Typically lots of short-term employment can wreak havoc on your resume, leading employers to believe that you are unreliable, flaky and worse – unemployable. The truth of the matter is seasonal employment is one of the only acceptable reasons for short-term work. That said, what are the benefits of seasonal employment and how do you use it to make you look good on your resume?
- Flexibility – Seasonal employment fills the gaps between jobs and school semesters. Also there are so many different seasonal jobs you can find one that fits your needs like early morning, late nights, weekdays or weekends.
- Earning Potential – Some employers pay higher or offer special bonuses if you work an entire season or return for subsequent seasons. There is often lots of hours available, increasing your ability to make more money. Don’t forget that seasonal work is better than no work.
- Travel Incentives – Some employers will pay for your travel to and from work, even if it is in a different country! Working holidays and temporary work permits allow you to work abroad and temporarily. This allows you to make money and take an adventure at the same time.
- Accommodations – Many resorts will subsidize or even provide your accommodations while you are employed there. This keeps your living expenses down and makes your earning potential grow!
- Trial and Error – Seasonal and temporary work gives you a chance to try out different jobs to see if you like them. You may think a particular career is your dream job and then you get a taste of it during a short-term work experience and find out that you are not cut out for that field.
- Practice makes Perfect –The whole process of finding a job can be intimidating. Searching for work, writing a resume and interviewing are learned skills. Practicing these skills by finding temporary work will help you to become comfortable with the process by knowing what to expect next time. Also, you can pick up on helpful tips from perspective employers during the interview and tweak your resume and job searching approach so when your dream job comes along you are more than confident.
- Learn by Doing – Any new job is an opportunity to learn new skills by trying new things. Many employers will even teach you or provide training so that you will be qualified to work for them. Some of this training will also give you certificates to add to your portfolio. Many of the skills you will learn will be transferable, meaning you can use them in other employment fields. For example, working with customers with in a restaurant requires the same people skills as working in a clothing store. You will also become aware of what you don’t know and what skills you need to brush up on.
- Character Building – Finding and going to work takes motivation and determination. It also builds your confidence and demonstrates your sense of responsibility. Depending on where you are working (i.e. the humane society, soup kitchen), it also shows your interests and values. Getting and keeping a job will challenge you to grow personally and develop good working habits. These are all good character traits that will impress any employer and even inspire them.
- Other Employer Perks – Besides travel allowances, accommodations, training and good pay, some employers will go the extra mile to attract and keep you working for them season after season. This may include things like great employee discounts, free activity passes (i.e. lift tickets if you work on a ski hill), special events, and other free things like internet access, laundry facilities, etc.
- The “Foot in the Door” factor – It has been said that, “You can’t get a job without experience and you can’t get experience without a job.” How do you break this cycle? – with temporary and seasonal employment!
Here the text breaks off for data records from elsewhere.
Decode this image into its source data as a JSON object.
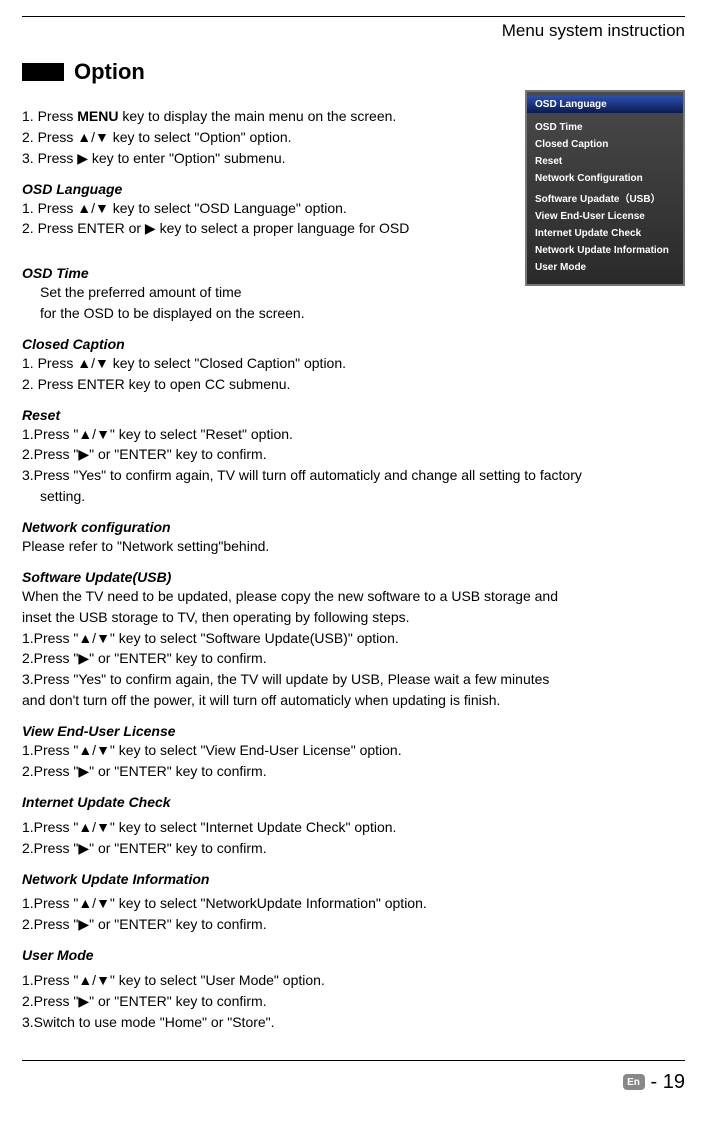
{
  "header": {
    "title": "Menu system instruction"
  },
  "section": {
    "title": "Option"
  },
  "intro": {
    "l1a": "1. Press ",
    "l1b": "MENU",
    "l1c": " key to display the main menu on the screen.",
    "l2": "2. Press ▲/▼ key to select \"Option\" option.",
    "l3": "3. Press ▶ key to enter \"Option\" submenu."
  },
  "osd_language": {
    "title": "OSD Language",
    "l1": "1. Press ▲/▼ key to select \"OSD Language\" option.",
    "l2": "2. Press ENTER  or ▶ key to select a proper language for OSD"
  },
  "osd_time": {
    "title": "OSD Time",
    "l1": "Set the preferred amount of time",
    "l2": "for the OSD to be displayed on the screen."
  },
  "closed_caption": {
    "title": "Closed Caption",
    "l1": "1. Press ▲/▼ key to select \"Closed Caption\" option.",
    "l2": "2. Press  ENTER  key  to  open  CC  submenu."
  },
  "reset": {
    "title": "Reset",
    "l1": "1.Press \"▲/▼\" key to select \"Reset\" option.",
    "l2": "2.Press \"▶\" or \"ENTER\" key to confirm.",
    "l3a": "3.Press \"Yes\" to confirm again, TV will turn off automaticly and change all setting to factory",
    "l3b": "setting."
  },
  "network_config": {
    "title": "Network configuration",
    "l1": "Please refer to \"Network setting\"behind."
  },
  "software_update": {
    "title": "Software Update(USB)",
    "l1": "When the TV need to be updated, please copy the new software to a USB storage and",
    "l2": "inset the USB storage to TV, then operating by following steps.",
    "l3": "1.Press \"▲/▼\" key to select \"Software Update(USB)\" option.",
    "l4": "2.Press \"▶\" or \"ENTER\" key to confirm.",
    "l5": "3.Press \"Yes\" to confirm again, the TV will update by USB, Please wait a few minutes",
    "l6": "and don't turn off the power, it will turn off automaticly when updating is finish."
  },
  "view_license": {
    "title": "View End-User License",
    "l1": "1.Press \"▲/▼\" key to select \"View End-User License\" option.",
    "l2": "2.Press \"▶\" or \"ENTER\" key to confirm."
  },
  "internet_update": {
    "title": "Internet Update Check",
    "l1": "1.Press \"▲/▼\" key to select \"Internet Update Check\" option.",
    "l2": "2.Press \"▶\" or \"ENTER\" key to confirm."
  },
  "network_update_info": {
    "title": "Network Update Information",
    "l1": "1.Press \"▲/▼\" key to select \"NetworkUpdate Information\" option.",
    "l2": "2.Press \"▶\" or \"ENTER\" key to confirm."
  },
  "user_mode": {
    "title": "User Mode",
    "l1": "1.Press \"▲/▼\" key to select \"User Mode\" option.",
    "l2": "2.Press \"▶\" or \"ENTER\" key to confirm.",
    "l3": "3.Switch to use mode \"Home\" or \"Store\"."
  },
  "osd_panel": {
    "items": [
      "OSD Language",
      "OSD Time",
      "Closed Caption",
      "Reset",
      "Network Configuration",
      "Software Upadate（USB）",
      "View End-User License",
      "Internet Update Check",
      "Network Update Information",
      "User Mode"
    ]
  },
  "footer": {
    "lang": "En",
    "page": "- 19"
  }
}
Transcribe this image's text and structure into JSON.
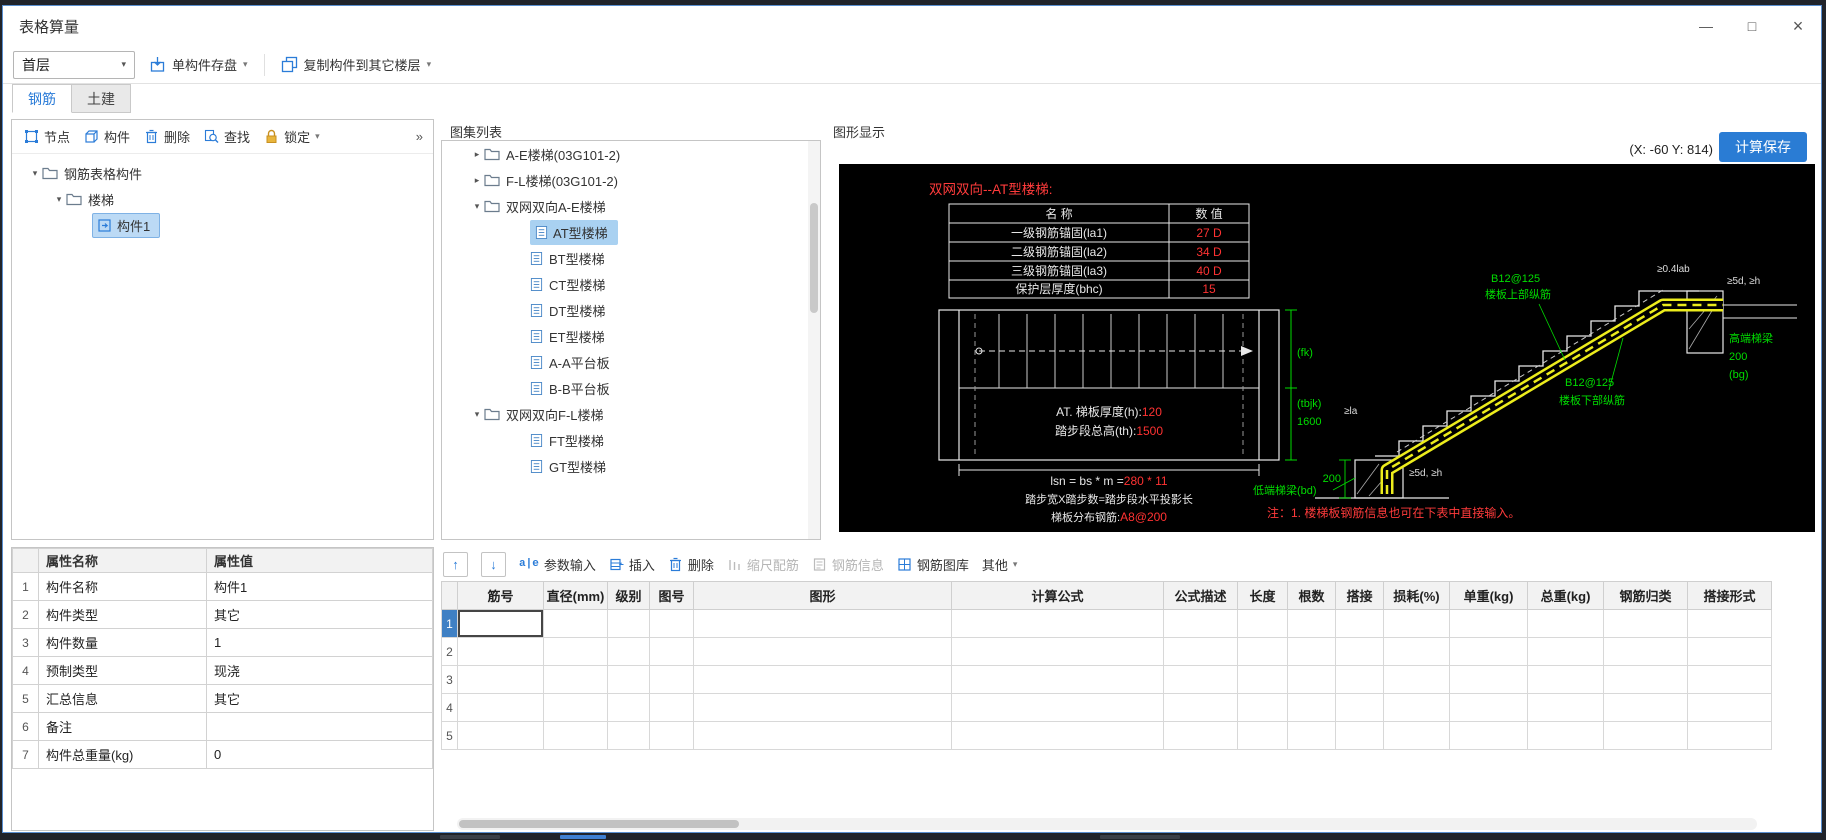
{
  "window": {
    "title": "表格算量"
  },
  "icons": {
    "minimize": "—",
    "maximize": "□",
    "close": "×",
    "caret": "▾",
    "collapsed": "▸",
    "expanded": "▾",
    "more": "»",
    "up": "↑",
    "down": "↓"
  },
  "toolbar": {
    "floor": "首层",
    "save_single": "单构件存盘",
    "copy_to_floors": "复制构件到其它楼层"
  },
  "tabs": {
    "rebar": "钢筋",
    "civil": "土建"
  },
  "component_panel": {
    "toolbar": {
      "node": "节点",
      "component": "构件",
      "delete": "删除",
      "find": "查找",
      "lock": "锁定"
    },
    "tree": {
      "root": "钢筋表格构件",
      "folder": "楼梯",
      "item": "构件1"
    }
  },
  "atlas_panel": {
    "title": "图集列表",
    "items": [
      {
        "label": "A-E楼梯(03G101-2)"
      },
      {
        "label": "F-L楼梯(03G101-2)"
      },
      {
        "label": "双网双向A-E楼梯"
      },
      {
        "label": "AT型楼梯"
      },
      {
        "label": "BT型楼梯"
      },
      {
        "label": "CT型楼梯"
      },
      {
        "label": "DT型楼梯"
      },
      {
        "label": "ET型楼梯"
      },
      {
        "label": "A-A平台板"
      },
      {
        "label": "B-B平台板"
      },
      {
        "label": "双网双向F-L楼梯"
      },
      {
        "label": "FT型楼梯"
      },
      {
        "label": "GT型楼梯"
      }
    ]
  },
  "graphic_panel": {
    "title": "图形显示",
    "coords": "(X: -60 Y: 814)",
    "calc_save_button": "计算保存"
  },
  "cad": {
    "title": "双网双向--AT型楼梯:",
    "param_table": {
      "header_name": "名  称",
      "header_value": "数  值",
      "rows": [
        {
          "name": "一级钢筋锚固(la1)",
          "value": "27 D"
        },
        {
          "name": "二级钢筋锚固(la2)",
          "value": "34 D"
        },
        {
          "name": "三级钢筋锚固(la3)",
          "value": "40 D"
        },
        {
          "name": "保护层厚度(bhc)",
          "value": "15"
        }
      ]
    },
    "plan": {
      "thickness_label": "AT. 梯板厚度(h):",
      "thickness_value": "120",
      "height_label": "踏步段总高(th):",
      "height_value": "1500",
      "dim_fk": "(fk)",
      "dim_tbjk": "(tbjk)",
      "dim_1600": "1600",
      "formula_label": "lsn = bs * m =",
      "formula_value": "280 * 11",
      "caption_width": "踏步宽X踏步数=踏步段水平投影长",
      "caption_dist_label": "梯板分布钢筋:",
      "caption_dist_value": "A8@200"
    },
    "section": {
      "top_rebar_spec": "B12@125",
      "top_rebar_name": "楼板上部纵筋",
      "bottom_rebar_spec": "B12@125",
      "bottom_rebar_name": "楼板下部纵筋",
      "high_beam_label": "高端梯梁",
      "low_beam_label": "低端梯梁(bd)",
      "dim_high_200": "200",
      "dim_bg": "(bg)",
      "dim_low_200": "200",
      "anchor_top_1": "≥0.4lab",
      "anchor_top_2": "≥5d, ≥h",
      "anchor_low_1": "≥la",
      "anchor_low_2": "≥5d, ≥h"
    },
    "note": "注：1. 楼梯板钢筋信息也可在下表中直接输入。"
  },
  "properties_panel": {
    "headers": {
      "name": "属性名称",
      "value": "属性值"
    },
    "rows": [
      {
        "no": "1",
        "name": "构件名称",
        "value": "构件1"
      },
      {
        "no": "2",
        "name": "构件类型",
        "value": "其它"
      },
      {
        "no": "3",
        "name": "构件数量",
        "value": "1"
      },
      {
        "no": "4",
        "name": "预制类型",
        "value": "现浇"
      },
      {
        "no": "5",
        "name": "汇总信息",
        "value": "其它"
      },
      {
        "no": "6",
        "name": "备注",
        "value": ""
      },
      {
        "no": "7",
        "name": "构件总重量(kg)",
        "value": "0"
      }
    ]
  },
  "rebar_toolbar": {
    "param_input": "参数输入",
    "insert": "插入",
    "delete": "删除",
    "scale_rebar": "缩尺配筋",
    "rebar_info": "钢筋信息",
    "rebar_gallery": "钢筋图库",
    "other": "其他"
  },
  "rebar_table": {
    "headers": [
      "筋号",
      "直径(mm)",
      "级别",
      "图号",
      "图形",
      "计算公式",
      "公式描述",
      "长度",
      "根数",
      "搭接",
      "损耗(%)",
      "单重(kg)",
      "总重(kg)",
      "钢筋归类",
      "搭接形式"
    ],
    "row_numbers": [
      "1",
      "2",
      "3",
      "4",
      "5"
    ]
  }
}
Seasonal employers will often train you how to do the job, not requiring you to have any experience, however – they do require you to be teachable. Most employers agree that they are looking for someone with a positive attitude. Skills can be taught but a positive attitude cannot. Many employers will make room in their company to keep a seasonal employee on permanently if the employee has a good attitude and is a good fit. If they can’t keep you on, the least they can do is be a reference for future work. If you make a good first impression they may even call you back when a full-time opening becomes available.
- Resume Builder – Overall seasonal employment is a great resume builder. You can spin your experience to your advantage by mentioning on your resume, in your cover letter and during an interview what you learned and how you grew through your seasonal employment. If you are worried about how the length of the employment will look, you can omit the months (i.e. November 2008 – January 2009) and just put the years (i.e. 2008 – 2009). If you have lots of seasonal employment then just list the ones that are applicable to the job you are applying for. You can also explain how it was seasonal on your cover letter or in an interview or have a special section on your resume for “seasonal” employment.
Next time you are looking to make some extra money or to break into a new career field, try seasonal employment and see where it leads you. You might gain more than a fat wallet!
This article was originally written for the BC Workinfonet Youth Site, posted November 1, 2009. It is reposted here with permission.